Your result should be the lines holding the word "country", copied from the entries below.

(Source records)
--------------------------------------------------

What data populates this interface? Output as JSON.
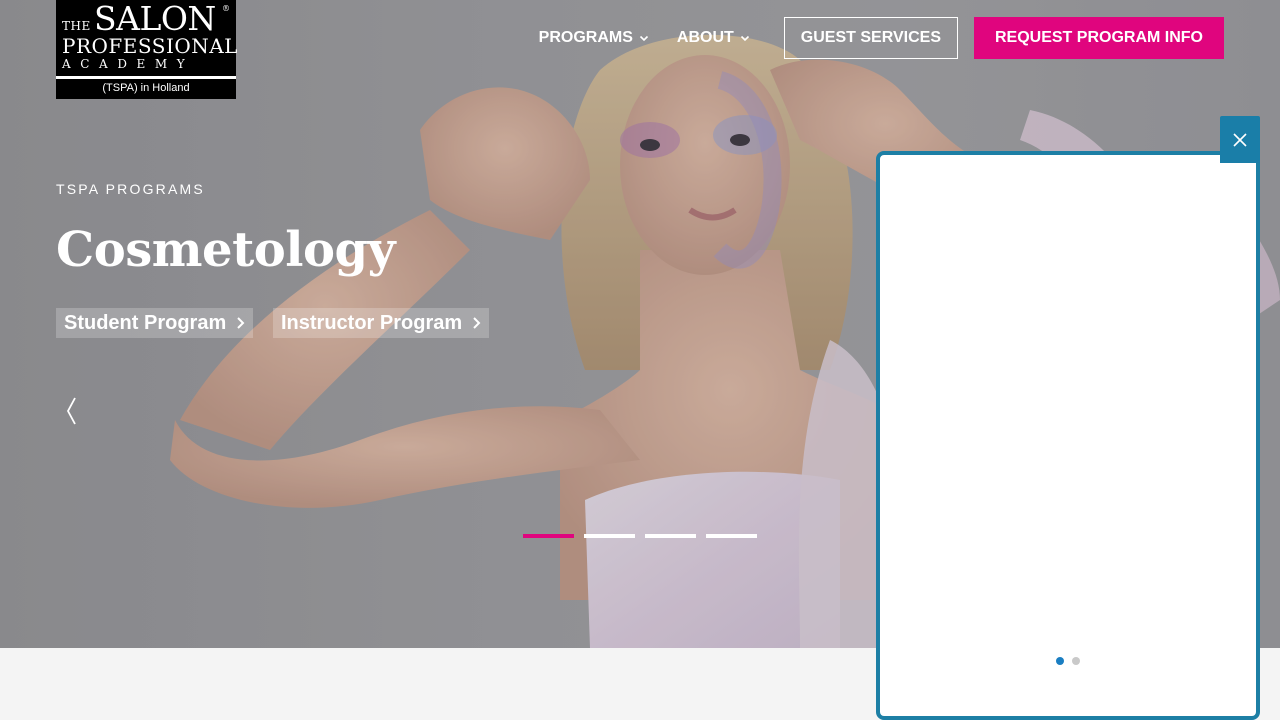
{
  "logo": {
    "the": "THE",
    "salon": "SALON",
    "registered": "®",
    "professional": "PROFESSIONAL",
    "academy": "ACADEMY",
    "location": "(TSPA) in Holland"
  },
  "nav": {
    "programs": "PROGRAMS",
    "about": "ABOUT",
    "guest_services": "GUEST SERVICES",
    "request_info": "REQUEST PROGRAM INFO"
  },
  "hero": {
    "eyebrow": "TSPA PROGRAMS",
    "headline": "Cosmetology",
    "buttons": [
      "Student Program",
      "Instructor Program"
    ],
    "slide_count": 4,
    "active_slide": 1
  },
  "popup": {
    "page_count": 2,
    "active_page": 1
  },
  "colors": {
    "accent_pink": "#e0057e",
    "popup_blue": "#1d7fa5",
    "popup_close_blue": "#1a7ea8",
    "page_bg": "#f4f4f4"
  },
  "icons": {
    "nav_chevron": "chevron-down-icon",
    "pill_arrow": "chevron-right-icon",
    "slider_prev": "chevron-left-icon",
    "popup_close": "close-icon"
  }
}
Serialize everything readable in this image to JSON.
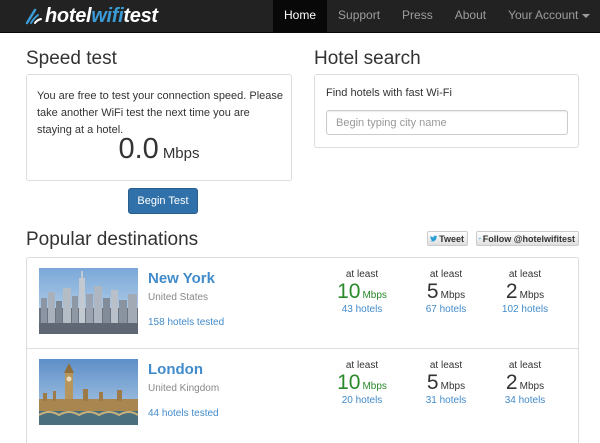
{
  "brand": {
    "part1": "hotel",
    "part2": "wifi",
    "part3": "test"
  },
  "nav": {
    "items": [
      {
        "label": "Home",
        "active": true
      },
      {
        "label": "Support",
        "active": false
      },
      {
        "label": "Press",
        "active": false
      },
      {
        "label": "About",
        "active": false
      },
      {
        "label": "Your Account",
        "active": false
      }
    ]
  },
  "speed_test": {
    "heading": "Speed test",
    "description": "You are free to test your connection speed. Please take another WiFi test the next time you are staying at a hotel.",
    "value": "0.0",
    "unit": "Mbps",
    "button": "Begin Test"
  },
  "hotel_search": {
    "heading": "Hotel search",
    "label": "Find hotels with fast Wi-Fi",
    "placeholder": "Begin typing city name"
  },
  "popular": {
    "heading": "Popular destinations",
    "tweet_label": "Tweet",
    "follow_label": "Follow @hotelwifitest",
    "destinations": [
      {
        "city": "New York",
        "country": "United States",
        "tested": "158 hotels tested",
        "speeds": [
          {
            "prefix": "at least",
            "value": "10",
            "unit": "Mbps",
            "hotels": "43 hotels"
          },
          {
            "prefix": "at least",
            "value": "5",
            "unit": "Mbps",
            "hotels": "67 hotels"
          },
          {
            "prefix": "at least",
            "value": "2",
            "unit": "Mbps",
            "hotels": "102 hotels"
          }
        ]
      },
      {
        "city": "London",
        "country": "United Kingdom",
        "tested": "44 hotels tested",
        "speeds": [
          {
            "prefix": "at least",
            "value": "10",
            "unit": "Mbps",
            "hotels": "20 hotels"
          },
          {
            "prefix": "at least",
            "value": "5",
            "unit": "Mbps",
            "hotels": "31 hotels"
          },
          {
            "prefix": "at least",
            "value": "2",
            "unit": "Mbps",
            "hotels": "34 hotels"
          }
        ]
      }
    ]
  },
  "colors": {
    "navbar": "#222222",
    "link": "#428bca",
    "primary_button": "#3071a9",
    "speed_10": "#2a8a2a",
    "speed_other": "#333333"
  }
}
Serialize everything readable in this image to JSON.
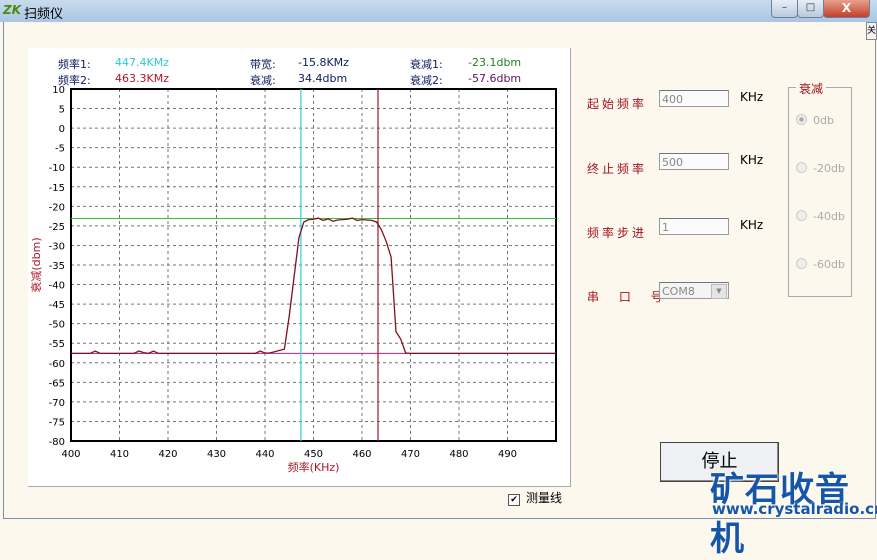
{
  "window": {
    "title": "扫频仪",
    "minimize": "–",
    "maximize": "□",
    "close": "X",
    "side_tab": "关"
  },
  "readouts": {
    "freq1_label": "频率1:",
    "freq1_value": "447.4KMz",
    "freq2_label": "频率2:",
    "freq2_value": "463.3KMz",
    "bw_label": "带宽:",
    "bw_value": "-15.8KMz",
    "att_label": "衰减:",
    "att_value": "34.4dbm",
    "att1_label": "衰减1:",
    "att1_value": "-23.1dbm",
    "att2_label": "衰减2:",
    "att2_value": "-57.6dbm"
  },
  "colors": {
    "cursor1": "#30d0e0",
    "cursor2": "#a01828",
    "level1": "#30c040",
    "level2": "#c02080",
    "trace": "#801020"
  },
  "controls": {
    "start_label": "起始频率",
    "start_value": "400",
    "start_unit": "KHz",
    "stop_label": "终止频率",
    "stop_value": "500",
    "stop_unit": "KHz",
    "step_label": "频率步进",
    "step_value": "1",
    "step_unit": "KHz",
    "port_label": "串 口 号",
    "port_value": "COM8",
    "att_group": "衰减",
    "att_options": [
      "0db",
      "-20db",
      "-40db",
      "-60db"
    ],
    "att_selected": "0db",
    "stop_button": "停止",
    "measure_line_label": "测量线",
    "measure_line_checked": true
  },
  "watermark": {
    "cn": "矿石收音机",
    "url": "www.crystalradio.cn"
  },
  "chart_data": {
    "type": "line",
    "xlabel": "频率(KHz)",
    "ylabel": "衰减(dbm)",
    "xlim": [
      400,
      500
    ],
    "ylim": [
      -80,
      10
    ],
    "xticks": [
      400,
      410,
      420,
      430,
      440,
      450,
      460,
      470,
      480,
      490
    ],
    "yticks": [
      10,
      5,
      0,
      -5,
      -10,
      -15,
      -20,
      -25,
      -30,
      -35,
      -40,
      -45,
      -50,
      -55,
      -60,
      -65,
      -70,
      -75,
      -80
    ],
    "grid": true,
    "cursors_x": [
      447.4,
      463.3
    ],
    "levels_y": [
      -23.1,
      -57.6
    ],
    "series": [
      {
        "name": "trace",
        "x": [
          400,
          404,
          405,
          406,
          413,
          414,
          415,
          416,
          417,
          418,
          438,
          439,
          440,
          441,
          444,
          445,
          446,
          447,
          448,
          449,
          450,
          451,
          452,
          453,
          454,
          455,
          456,
          457,
          458,
          459,
          460,
          461,
          462,
          463,
          464,
          465,
          466,
          467,
          468,
          469,
          470,
          500
        ],
        "y": [
          -57.6,
          -57.6,
          -57.0,
          -57.6,
          -57.6,
          -57.0,
          -57.4,
          -57.6,
          -57.0,
          -57.6,
          -57.6,
          -57.0,
          -57.5,
          -57.5,
          -56.5,
          -48,
          -38,
          -28,
          -24,
          -23.4,
          -23.3,
          -23.0,
          -23.6,
          -23.2,
          -23.8,
          -23.5,
          -23.4,
          -23.3,
          -23.0,
          -23.6,
          -23.4,
          -23.5,
          -23.6,
          -24,
          -26,
          -29,
          -33,
          -52,
          -54,
          -57.5,
          -57.6,
          -57.6
        ]
      }
    ]
  }
}
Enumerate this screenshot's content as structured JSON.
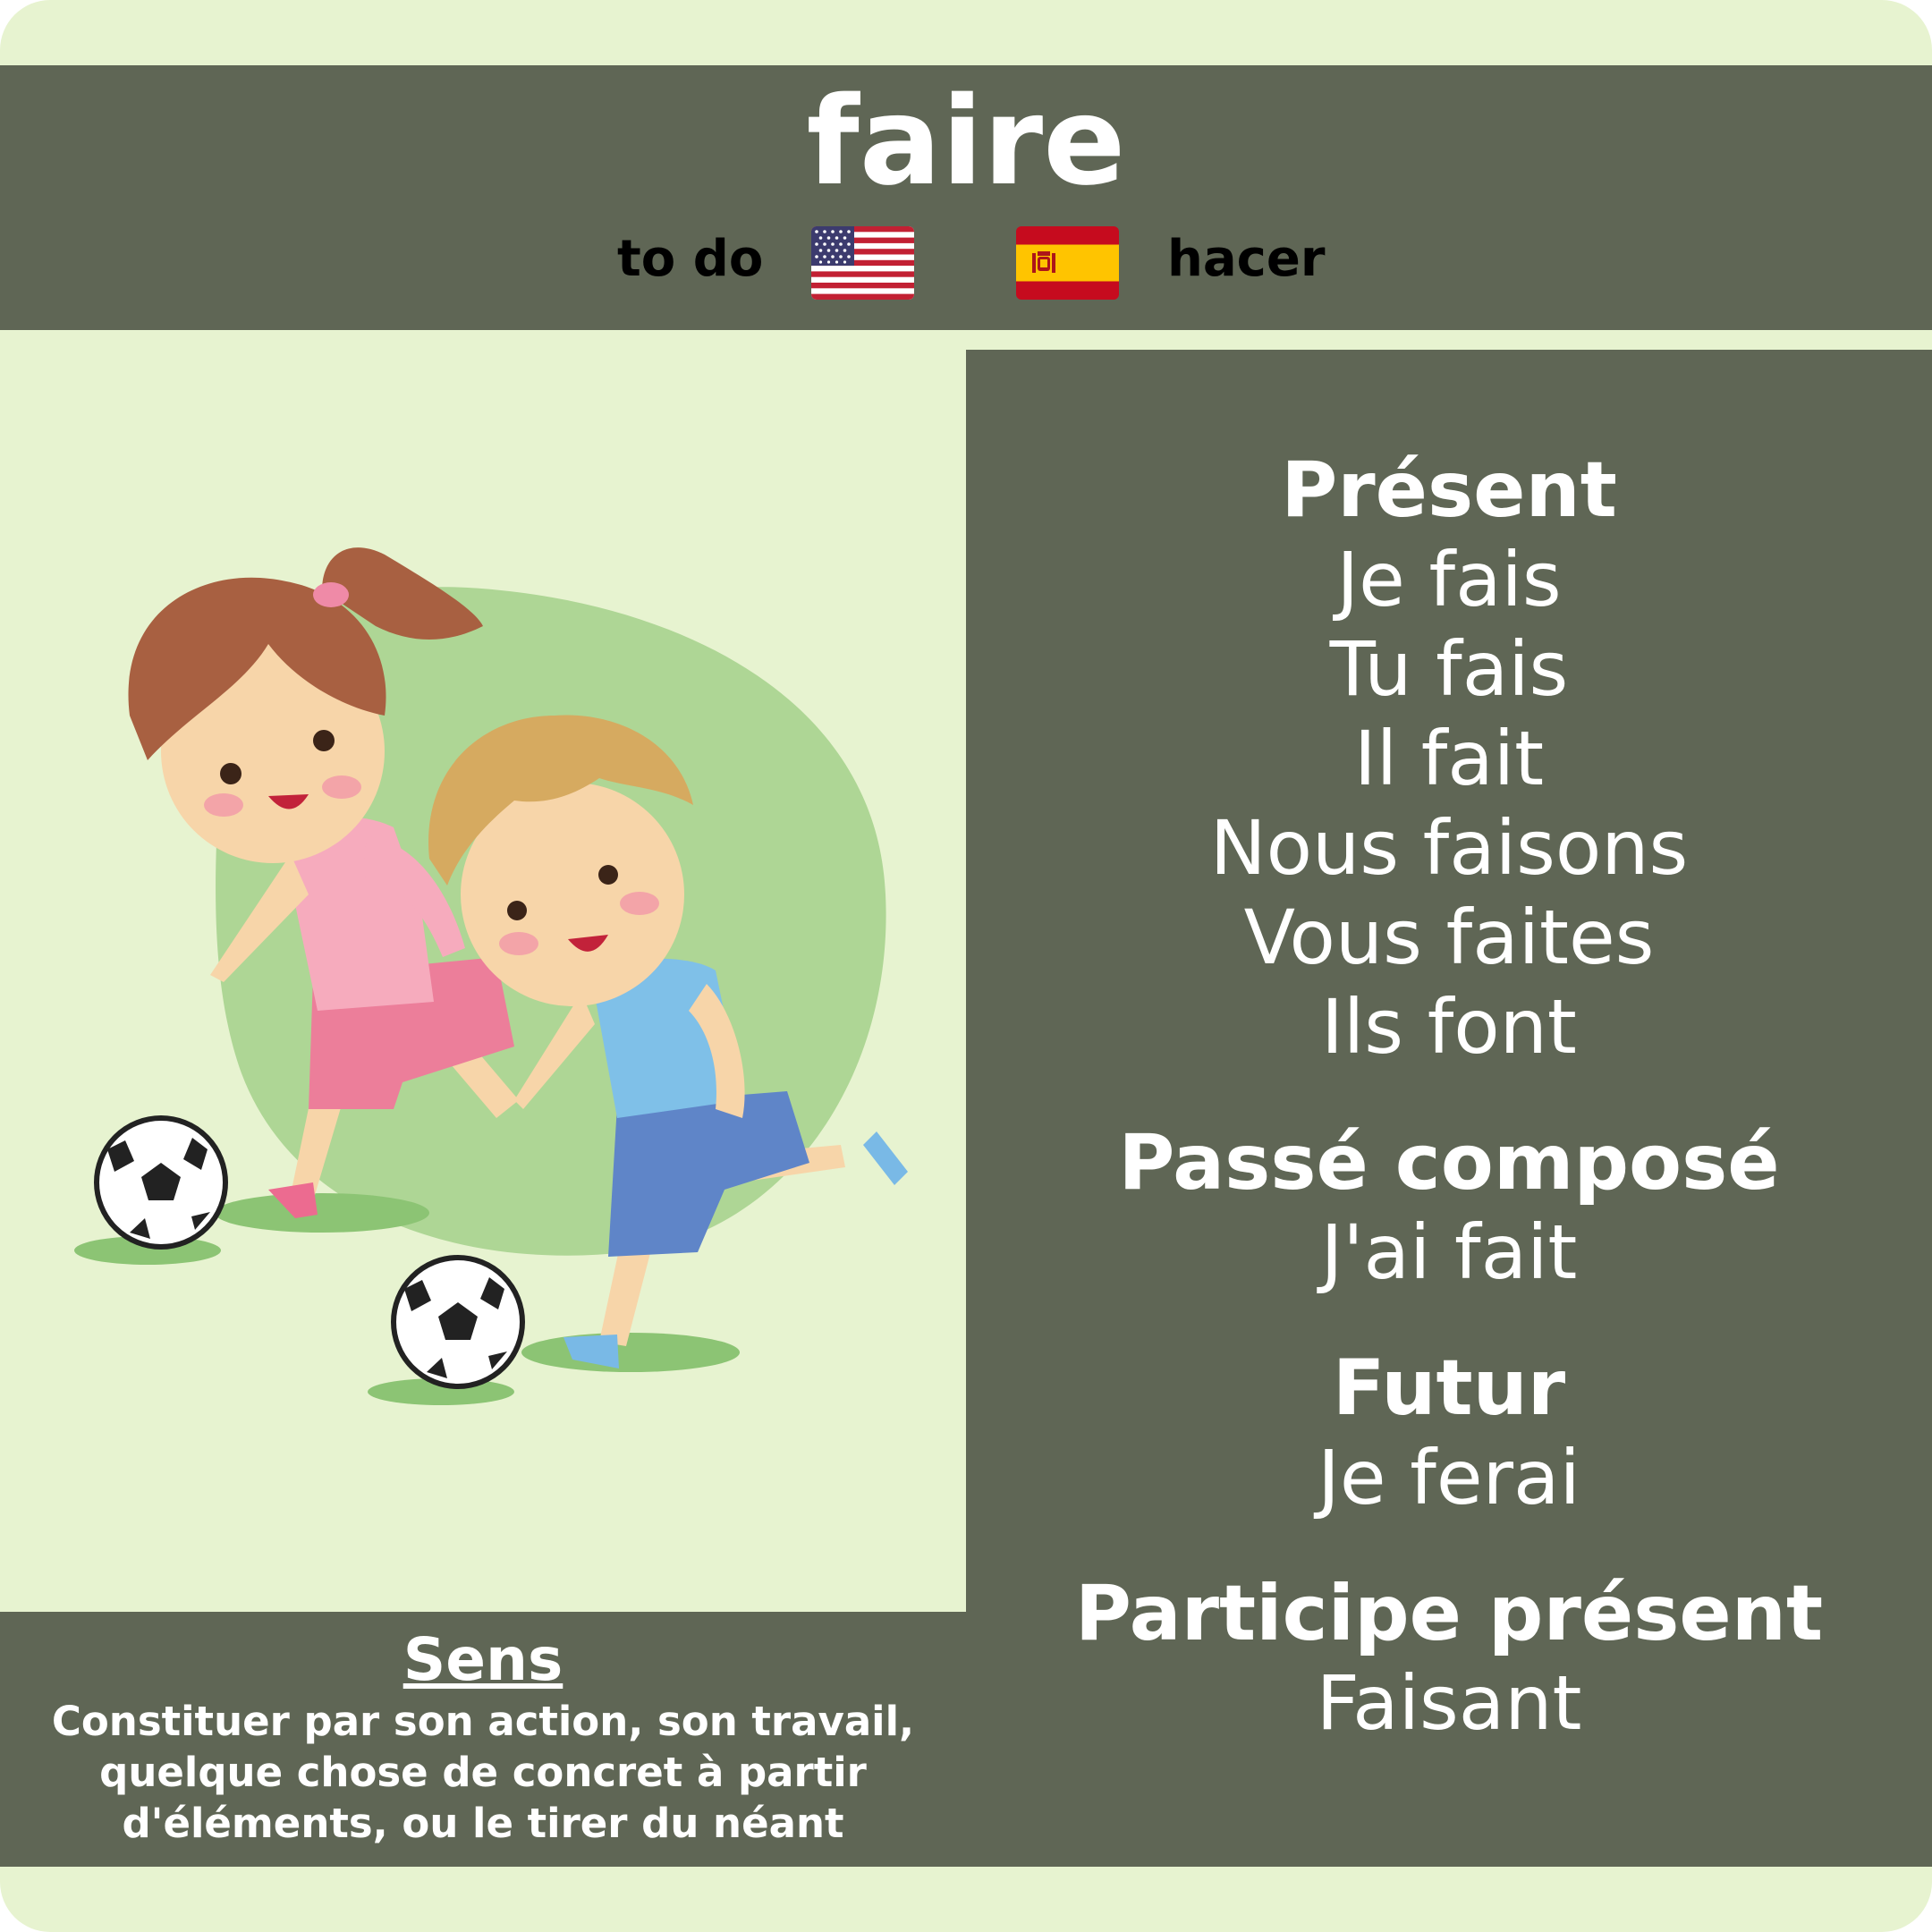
{
  "verb": "faire",
  "translations": {
    "english": "to do",
    "spanish": "hacer",
    "english_flag_icon": "us-flag-icon",
    "spanish_flag_icon": "spain-flag-icon"
  },
  "illustration": "children-playing-soccer",
  "conjugations": {
    "present": {
      "title": "Présent",
      "forms": [
        "Je fais",
        "Tu fais",
        "Il fait",
        "Nous faisons",
        "Vous faites",
        "Ils font"
      ]
    },
    "passe_compose": {
      "title": "Passé composé",
      "form": "J'ai fait"
    },
    "futur": {
      "title": "Futur",
      "form": "Je ferai"
    },
    "participe_present": {
      "title": "Participe présent",
      "form": "Faisant"
    }
  },
  "meaning": {
    "title": "Sens",
    "lines": [
      "Constituer par son action, son travail,",
      "quelque chose de concret à partir",
      "d'éléments, ou le tirer du néant"
    ]
  },
  "colors": {
    "background": "#e7f3d0",
    "panel": "#5f6655",
    "text": "#ffffff"
  }
}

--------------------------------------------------

ANSWER SECTION »
        "country": "United States",
        "country": "United Kingdom",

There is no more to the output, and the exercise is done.